The use of bibliometrics to evaluate the products of COVID-19 research is a growing area. The National Library of Medicine has their own clearinghouse of over 7,500 publications and provide utilities to describe trends (9), and we have even noted a dedicated website cataloging and analyzing COVID-19 publications (https://www.covid19bibliometrics.org). Most of these other resources are based on articles published in the peer-reviewed literature. A small body of other COVID-19 bibliometric analyses have been limited to peer-review publications alone, often based on manual searches (10-12). Our work builds upon these efforts by focusing on the rapid dissemination of articles preceding publication, and thus reflects a much wider body of scientific information and may be the most comprehensive analysis as of this writing. Encouragingly, our findings largely mirror these early efforts.
We wish to caution readers about overinterpreting bibliometric COVID-19 studies, ours included, for several reasons.
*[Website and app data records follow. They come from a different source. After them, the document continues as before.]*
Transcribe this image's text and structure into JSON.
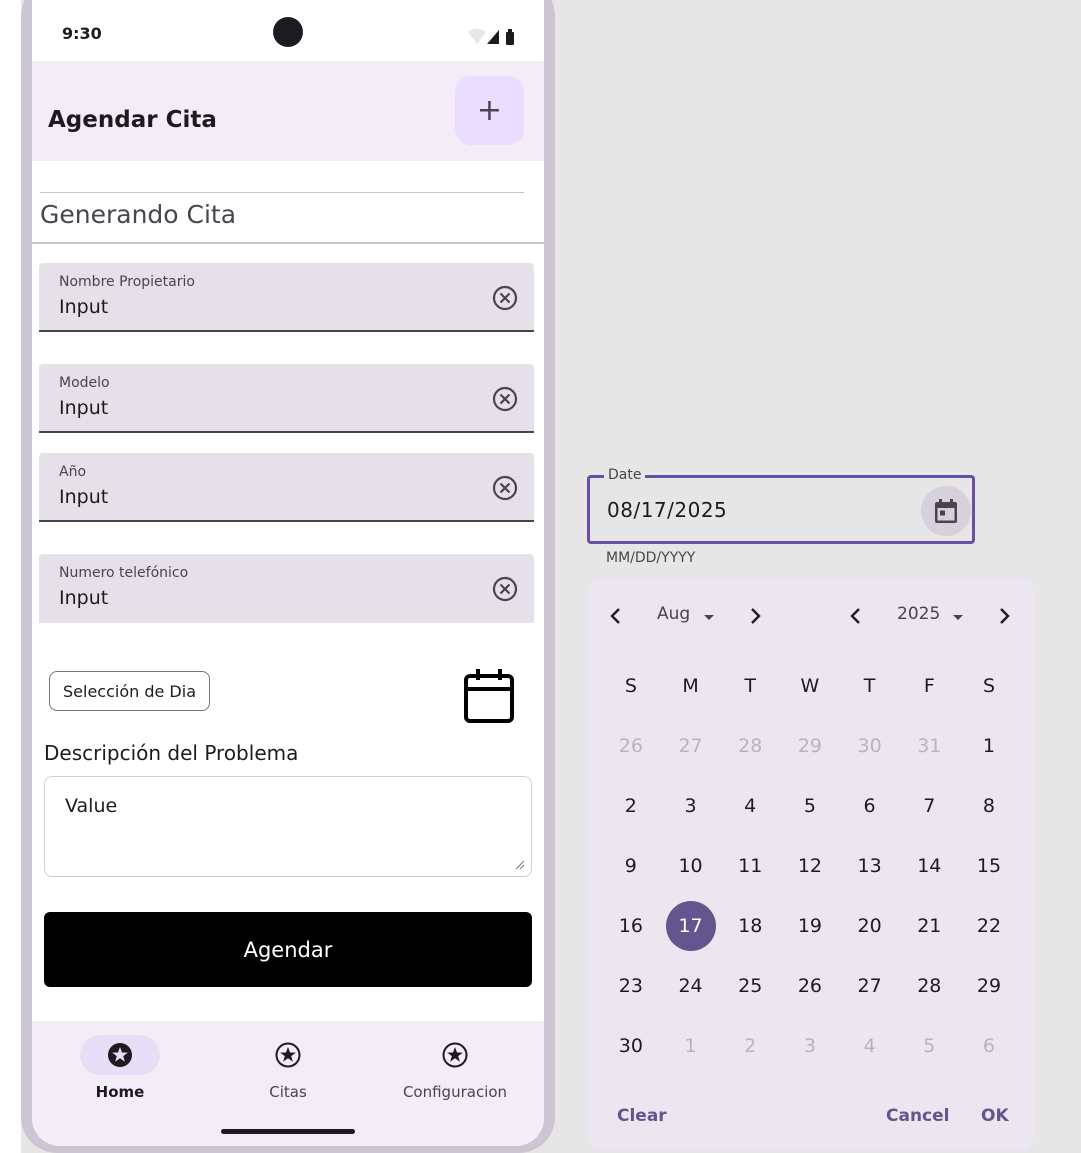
{
  "status": {
    "time": "9:30"
  },
  "app_bar": {
    "title": "Agendar Cita",
    "fab_label": "+"
  },
  "section_title": "Generando Cita",
  "fields": [
    {
      "label": "Nombre Propietario",
      "value": "Input"
    },
    {
      "label": "Modelo",
      "value": "Input"
    },
    {
      "label": "Año",
      "value": "Input"
    },
    {
      "label": "Numero telefónico",
      "value": "Input"
    }
  ],
  "day_chip": "Selección de Dia",
  "description": {
    "label": "Descripción del Problema",
    "value": "Value"
  },
  "submit_label": "Agendar",
  "nav": [
    {
      "label": "Home",
      "icon": "star-icon",
      "active": true
    },
    {
      "label": "Citas",
      "icon": "star-icon",
      "active": false
    },
    {
      "label": "Configuracion",
      "icon": "star-icon",
      "active": false
    }
  ],
  "date_field": {
    "label": "Date",
    "value": "08/17/2025",
    "helper": "MM/DD/YYYY"
  },
  "picker": {
    "month": "Aug",
    "year": "2025",
    "weekdays": [
      "S",
      "M",
      "T",
      "W",
      "T",
      "F",
      "S"
    ],
    "weeks": [
      [
        "26",
        "27",
        "28",
        "29",
        "30",
        "31",
        "1"
      ],
      [
        "2",
        "3",
        "4",
        "5",
        "6",
        "7",
        "8"
      ],
      [
        "9",
        "10",
        "11",
        "12",
        "13",
        "14",
        "15"
      ],
      [
        "16",
        "17",
        "18",
        "19",
        "20",
        "21",
        "22"
      ],
      [
        "23",
        "24",
        "25",
        "26",
        "27",
        "28",
        "29"
      ],
      [
        "30",
        "1",
        "2",
        "3",
        "4",
        "5",
        "6"
      ]
    ],
    "selected_day": "17",
    "clear_label": "Clear",
    "cancel_label": "Cancel",
    "ok_label": "OK"
  },
  "colors": {
    "accent": "#65558f",
    "field_bg": "#e6e0e9",
    "app_bar_bg": "#f3edf7"
  }
}
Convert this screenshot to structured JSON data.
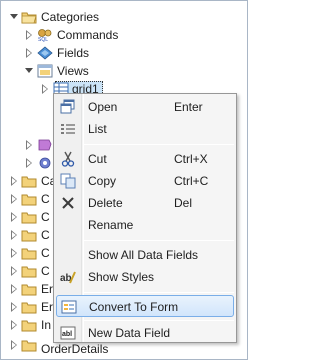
{
  "tree": {
    "root_label": "Categories",
    "commands_label": "Commands",
    "fields_label": "Fields",
    "views_label": "Views",
    "grid1_label": "grid1",
    "truncated_labels": [
      "Ca",
      "C",
      "C",
      "C",
      "C",
      "C",
      "Er",
      "Er",
      "In",
      "OrderDetails"
    ]
  },
  "menu": {
    "items": [
      {
        "label": "Open",
        "shortcut": "Enter",
        "icon": "open-window-icon"
      },
      {
        "label": "List",
        "shortcut": "",
        "icon": "list-icon"
      },
      {
        "label": "Cut",
        "shortcut": "Ctrl+X",
        "icon": "scissors-icon"
      },
      {
        "label": "Copy",
        "shortcut": "Ctrl+C",
        "icon": "copy-icon"
      },
      {
        "label": "Delete",
        "shortcut": "Del",
        "icon": "delete-x-icon"
      },
      {
        "label": "Rename",
        "shortcut": "",
        "icon": ""
      },
      {
        "label": "Show All Data Fields",
        "shortcut": "",
        "icon": ""
      },
      {
        "label": "Show Styles",
        "shortcut": "",
        "icon": "styles-icon"
      },
      {
        "label": "Convert To Form",
        "shortcut": "",
        "icon": "form-icon"
      },
      {
        "label": "New Data Field",
        "shortcut": "",
        "icon": "data-field-icon"
      }
    ]
  },
  "colors": {
    "highlight_border": "#7aaee8",
    "folder_yellow": "#f3d27a",
    "selection_bg": "#cce4f7"
  }
}
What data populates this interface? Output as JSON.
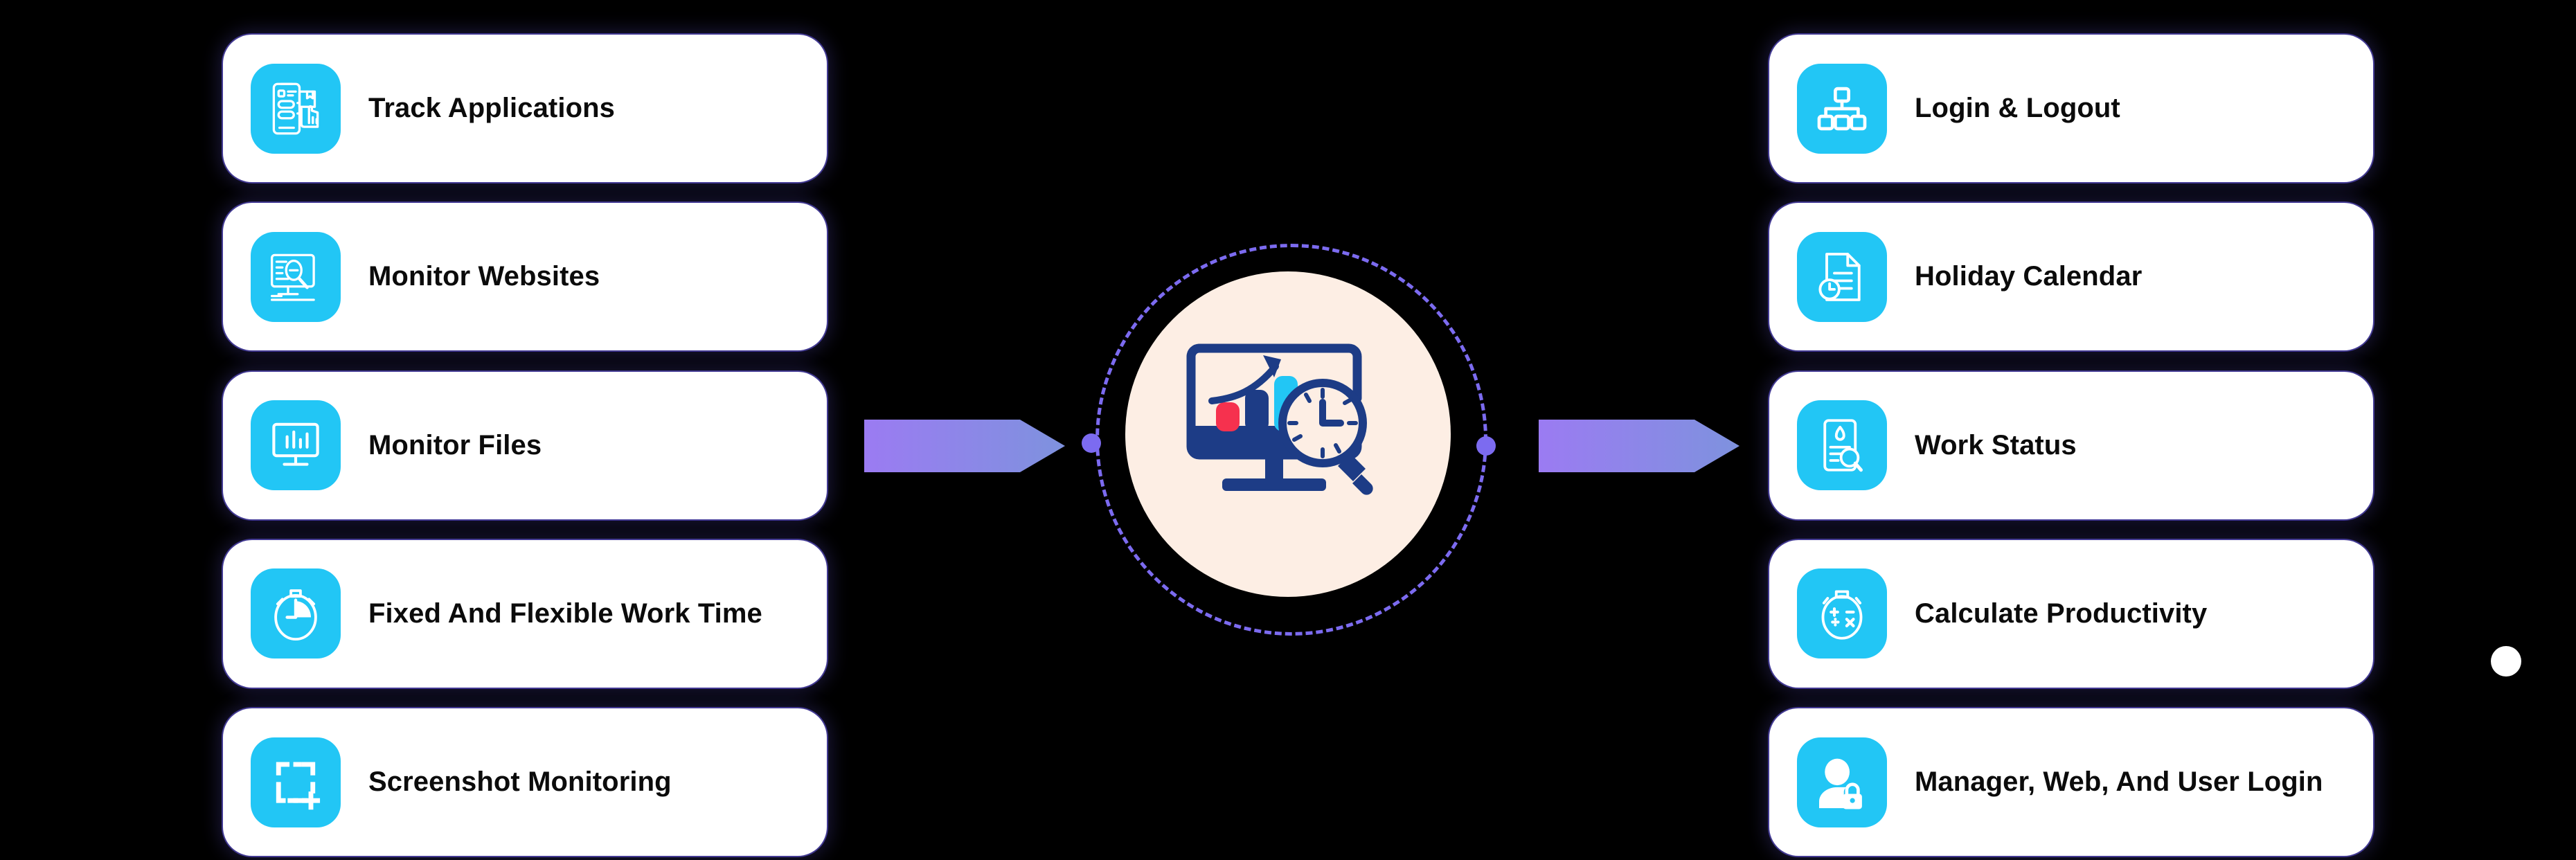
{
  "theme": {
    "background": "#000000",
    "card_background": "#ffffff",
    "card_border_glow": "#6E5FF0",
    "icon_tile": "#22C6F5",
    "label_color": "#0B0B0B",
    "arrow_gradient_start": "#9B7BF2",
    "arrow_gradient_end": "#7E92DE",
    "hub_disc": "#FDEEE4",
    "hub_ring": "#7C6BF0",
    "hub_navy": "#1D3C86",
    "hub_accent_red": "#F6314E",
    "hub_accent_cyan": "#22C6F5",
    "marker_dot": "#FFFFFF"
  },
  "left_column": {
    "items": [
      {
        "label": "Track Applications",
        "icon": "mobile-checklist-hand-icon"
      },
      {
        "label": "Monitor Websites",
        "icon": "monitor-search-icon"
      },
      {
        "label": "Monitor Files",
        "icon": "monitor-bar-chart-icon"
      },
      {
        "label": "Fixed And Flexible Work Time",
        "icon": "stopwatch-icon"
      },
      {
        "label": "Screenshot Monitoring",
        "icon": "screenshot-crop-plus-icon"
      }
    ]
  },
  "right_column": {
    "items": [
      {
        "label": "Login & Logout",
        "icon": "org-hierarchy-icon"
      },
      {
        "label": "Holiday Calendar",
        "icon": "document-clock-icon"
      },
      {
        "label": "Work Status",
        "icon": "document-magnifier-icon"
      },
      {
        "label": "Calculate Productivity",
        "icon": "stopwatch-calculator-icon"
      },
      {
        "label": "Manager, Web, And User Login",
        "icon": "user-lock-icon"
      }
    ]
  },
  "center": {
    "icon": "monitor-analytics-clock-magnifier-icon",
    "ring_style": "dashed-circle",
    "dots": [
      "hub-dot-left",
      "hub-dot-right"
    ]
  },
  "arrows": [
    {
      "name": "arrow-left-to-center",
      "direction": "right"
    },
    {
      "name": "arrow-center-to-right",
      "direction": "right"
    }
  ],
  "marker": {
    "name": "white-dot-marker"
  }
}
First, when relying upon preprint manuscripts, the quality of the research is unknown. Indeed, our sources even include a strongly worded disclaimer that cautions readers the preprint manuscripts "should not be regarded as conclusive, guide clinical practice/health-related behavior, or be reported in news media as established information." Second, while some countries appear to have a greater population density adjusted number of COVID-19 cases, this should not be conflated with prevalence or true disease burden as differences may reflect patterns of testing and reporting. Third, the number of manuscripts being produced by authors affiliating with institutions in specific countries may in fact relate to underlying academic productivity in these areas, not specifically a pandemic response. Relatedly, our ecological predictive model is not a causal model. That is, we are not attempting to suggest that the burden of pandemic resulted in disproportionate manuscript dissemination as there may be myriad reasons for producing academic output, as discussed earlier. Rather, our interest was to identify patterns and generate hypotheses that can then be thoroughly vetted in subsequent work. Bibliometric analyses may not reveal causal mechanisms but demonstrate visually the research community's response to the pandemic. Strengths of our work include focusing on preprint, not peer reviewed, manuscripts, the use of automated text mining approaches to process a large number of articles, and informative visualizations.
In short, for COVID-19 researchers to understand their next steps, it is useful to visit not only published work - a traditional literature review - but also the larger body of unpublished work seeking to understand the pandemic.The authors thank Daniel Vader of the Drexel Dornsife School of Public Health and Dnyanada Kadav and Steven Melly of the Drexel Urban Health Collaborative for technical support.